What happens next is pretty paint-by-numbers stuff. Reno and some grunts go back to 70 million B.C. and most of the men are either eaten by dinosaurs or killed by acid-spewing plants. Reno finds his brother and the time-displaced squad and sends them back to 2008, but a t-rex somehow sneaks into the wormhole and shows up in downtown L.A. As is usually the case when dinosaurs appear in a modern American city, complications ensue. It’s tedious and not at all fun, but it wouldn’t be so bad if anyone, from director Griff Furst and writer Paul Bales to any of the forgettable cast, had tried even a little bit. But the already terrible dialogue is delivered in the stiffest fashion possible, and every emotion, from fear to anger to sadness, is summed up thusly: “Ah, shit!” Furst tries to get by on his miniscule budget by zooming in on whatever action happens to be going on. So when some guy is eaten by a dinosaur, you’re more likely to see a close-up of the guy’s vest and maybe the dinosaur’s eye, along with some screaming sounds, than anything else. The SEAL team spends much of their time in the Cretaceous period wantonly shooting at nothing at all, and all the gunfire sounds suspiciously like paintball guns.
By the time the film his the 45 minute mark, you’ll be wishing for some temporally-challenged velociraptor to show up in your living room and chomp your head off. But “100 Million BC” persists, stretching out what should be a 15 minute chase-the-t-rex-through-L.A. sequence into another 45 minutes of torture. It could’ve all been over so much faster if The Asylum had only shelled out a few bucks for a good car chase. Instead, the surviving cast members run laboriously through L.A., trying to lure the t-rex into a tunnel, though it’s a plan that, like the movie itself, ultimately goes nowhere.
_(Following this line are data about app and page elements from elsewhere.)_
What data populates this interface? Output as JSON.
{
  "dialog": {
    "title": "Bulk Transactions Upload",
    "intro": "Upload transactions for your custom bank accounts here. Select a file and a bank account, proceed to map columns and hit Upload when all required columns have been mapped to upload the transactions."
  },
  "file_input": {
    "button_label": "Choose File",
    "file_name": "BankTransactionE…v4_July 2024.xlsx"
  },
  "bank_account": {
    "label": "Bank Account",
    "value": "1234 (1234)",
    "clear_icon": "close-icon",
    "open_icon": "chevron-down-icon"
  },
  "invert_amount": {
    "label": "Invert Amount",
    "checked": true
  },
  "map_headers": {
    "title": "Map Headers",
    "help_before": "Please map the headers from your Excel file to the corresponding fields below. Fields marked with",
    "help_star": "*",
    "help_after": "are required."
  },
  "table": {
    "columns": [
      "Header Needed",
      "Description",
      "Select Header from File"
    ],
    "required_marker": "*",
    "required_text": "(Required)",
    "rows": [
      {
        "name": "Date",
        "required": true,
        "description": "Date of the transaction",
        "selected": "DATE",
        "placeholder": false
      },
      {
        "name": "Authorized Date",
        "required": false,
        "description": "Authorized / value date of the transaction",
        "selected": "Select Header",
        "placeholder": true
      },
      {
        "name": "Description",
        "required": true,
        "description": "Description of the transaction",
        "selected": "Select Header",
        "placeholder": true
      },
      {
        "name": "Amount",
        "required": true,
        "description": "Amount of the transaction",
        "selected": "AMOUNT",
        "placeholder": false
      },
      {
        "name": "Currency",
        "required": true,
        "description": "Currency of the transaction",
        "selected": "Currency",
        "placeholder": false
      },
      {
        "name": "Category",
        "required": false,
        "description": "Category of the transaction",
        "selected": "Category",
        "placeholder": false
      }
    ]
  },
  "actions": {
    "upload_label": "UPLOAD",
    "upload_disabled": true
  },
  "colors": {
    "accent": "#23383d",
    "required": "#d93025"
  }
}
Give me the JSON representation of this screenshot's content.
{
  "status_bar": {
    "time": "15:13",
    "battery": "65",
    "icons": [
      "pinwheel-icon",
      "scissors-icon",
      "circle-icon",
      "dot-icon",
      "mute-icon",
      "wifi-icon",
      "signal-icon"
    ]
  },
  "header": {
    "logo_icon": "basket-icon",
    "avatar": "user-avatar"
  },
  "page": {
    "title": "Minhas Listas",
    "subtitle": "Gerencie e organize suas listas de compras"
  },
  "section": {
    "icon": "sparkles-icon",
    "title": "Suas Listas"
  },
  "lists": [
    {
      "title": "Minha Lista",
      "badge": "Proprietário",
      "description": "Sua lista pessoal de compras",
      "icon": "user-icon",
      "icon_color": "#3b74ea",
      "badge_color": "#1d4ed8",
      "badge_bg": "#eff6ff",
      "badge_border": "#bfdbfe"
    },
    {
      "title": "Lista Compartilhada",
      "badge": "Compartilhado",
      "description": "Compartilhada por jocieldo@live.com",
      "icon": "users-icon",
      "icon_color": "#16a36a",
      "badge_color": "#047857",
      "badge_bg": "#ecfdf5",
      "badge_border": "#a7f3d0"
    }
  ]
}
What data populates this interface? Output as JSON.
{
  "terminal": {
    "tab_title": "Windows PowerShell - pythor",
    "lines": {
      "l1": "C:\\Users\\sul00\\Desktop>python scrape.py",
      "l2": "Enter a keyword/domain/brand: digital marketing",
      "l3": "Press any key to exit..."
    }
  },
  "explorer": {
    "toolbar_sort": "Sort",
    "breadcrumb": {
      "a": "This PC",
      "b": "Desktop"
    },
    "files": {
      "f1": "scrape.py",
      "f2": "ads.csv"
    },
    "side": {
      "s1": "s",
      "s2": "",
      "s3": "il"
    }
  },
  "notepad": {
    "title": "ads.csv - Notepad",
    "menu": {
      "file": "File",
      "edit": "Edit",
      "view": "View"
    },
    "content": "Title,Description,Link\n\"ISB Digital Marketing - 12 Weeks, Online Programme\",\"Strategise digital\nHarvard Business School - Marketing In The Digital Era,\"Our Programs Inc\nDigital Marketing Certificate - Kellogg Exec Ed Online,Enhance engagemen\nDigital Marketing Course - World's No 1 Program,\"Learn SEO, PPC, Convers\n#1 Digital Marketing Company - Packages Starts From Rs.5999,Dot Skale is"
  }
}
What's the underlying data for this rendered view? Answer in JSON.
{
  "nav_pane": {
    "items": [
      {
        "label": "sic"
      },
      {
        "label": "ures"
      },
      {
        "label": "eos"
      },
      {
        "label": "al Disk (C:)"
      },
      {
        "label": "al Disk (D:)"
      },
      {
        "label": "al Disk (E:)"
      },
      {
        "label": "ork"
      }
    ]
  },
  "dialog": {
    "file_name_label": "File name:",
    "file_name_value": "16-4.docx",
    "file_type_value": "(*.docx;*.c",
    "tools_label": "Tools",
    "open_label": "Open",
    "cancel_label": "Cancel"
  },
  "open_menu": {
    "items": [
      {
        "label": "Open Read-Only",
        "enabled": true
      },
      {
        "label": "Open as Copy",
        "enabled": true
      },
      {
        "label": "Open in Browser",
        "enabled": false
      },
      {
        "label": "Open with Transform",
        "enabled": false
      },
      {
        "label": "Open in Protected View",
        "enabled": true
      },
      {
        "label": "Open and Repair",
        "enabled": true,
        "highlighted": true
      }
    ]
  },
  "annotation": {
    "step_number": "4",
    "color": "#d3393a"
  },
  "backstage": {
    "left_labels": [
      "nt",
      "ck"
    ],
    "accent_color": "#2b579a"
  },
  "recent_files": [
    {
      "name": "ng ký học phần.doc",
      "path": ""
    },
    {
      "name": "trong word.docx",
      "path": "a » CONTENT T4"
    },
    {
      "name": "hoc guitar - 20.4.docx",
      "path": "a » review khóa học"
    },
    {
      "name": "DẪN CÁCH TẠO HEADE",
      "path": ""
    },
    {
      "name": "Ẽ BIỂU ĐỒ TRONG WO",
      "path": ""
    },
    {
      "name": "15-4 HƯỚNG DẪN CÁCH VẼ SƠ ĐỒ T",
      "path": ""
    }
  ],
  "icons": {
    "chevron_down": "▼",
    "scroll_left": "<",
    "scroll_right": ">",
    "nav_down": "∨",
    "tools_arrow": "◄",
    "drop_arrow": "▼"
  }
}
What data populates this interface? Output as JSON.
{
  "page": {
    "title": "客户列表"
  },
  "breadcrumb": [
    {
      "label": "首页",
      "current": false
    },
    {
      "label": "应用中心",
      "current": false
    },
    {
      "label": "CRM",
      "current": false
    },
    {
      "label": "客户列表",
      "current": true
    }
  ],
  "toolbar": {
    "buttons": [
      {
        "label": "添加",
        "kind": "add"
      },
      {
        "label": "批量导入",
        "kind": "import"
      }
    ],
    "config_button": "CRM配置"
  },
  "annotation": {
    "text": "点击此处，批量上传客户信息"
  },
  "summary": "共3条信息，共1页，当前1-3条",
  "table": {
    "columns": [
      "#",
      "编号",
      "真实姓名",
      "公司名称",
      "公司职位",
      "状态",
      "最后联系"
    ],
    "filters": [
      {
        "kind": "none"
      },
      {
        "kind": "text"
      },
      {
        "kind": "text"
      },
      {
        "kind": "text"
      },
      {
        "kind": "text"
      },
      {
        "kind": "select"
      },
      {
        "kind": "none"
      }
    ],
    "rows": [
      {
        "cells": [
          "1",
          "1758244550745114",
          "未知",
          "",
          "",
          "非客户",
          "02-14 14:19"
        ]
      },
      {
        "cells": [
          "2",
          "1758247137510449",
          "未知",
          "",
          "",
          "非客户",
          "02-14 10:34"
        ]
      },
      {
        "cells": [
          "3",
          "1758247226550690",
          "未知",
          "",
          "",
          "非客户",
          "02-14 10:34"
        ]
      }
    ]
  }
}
This was my first outing with an Asylum movie, and as much I as admire their (half-assed) can-do spirit and money-making savvy, I don’t think I’ll be going back. “100 Million BC” exists somewhere beyond the “so-bad-it’s-good” category and watching it is more on par with sitting through a moderately-painful dental procedure than settling down with a good bad movie. My tolerance for bad movies is formidable, but there were more than a few times that I got up from the couch, puttered around in the kitchen and returned, hoping against all home that the movie miraculously ended while I was gone. But it didn’t, and now I’m another 90 minutes closer to death with nothing to show for it. If there’s anything to be gleaned from “100 Million BC,” it’s that, no matter how useful it may seem, time travel is a universally bad idea and will result in unexpected dinosaur side-effects. A valuable lesson, but not one worth sitting through “100 Million BC” for.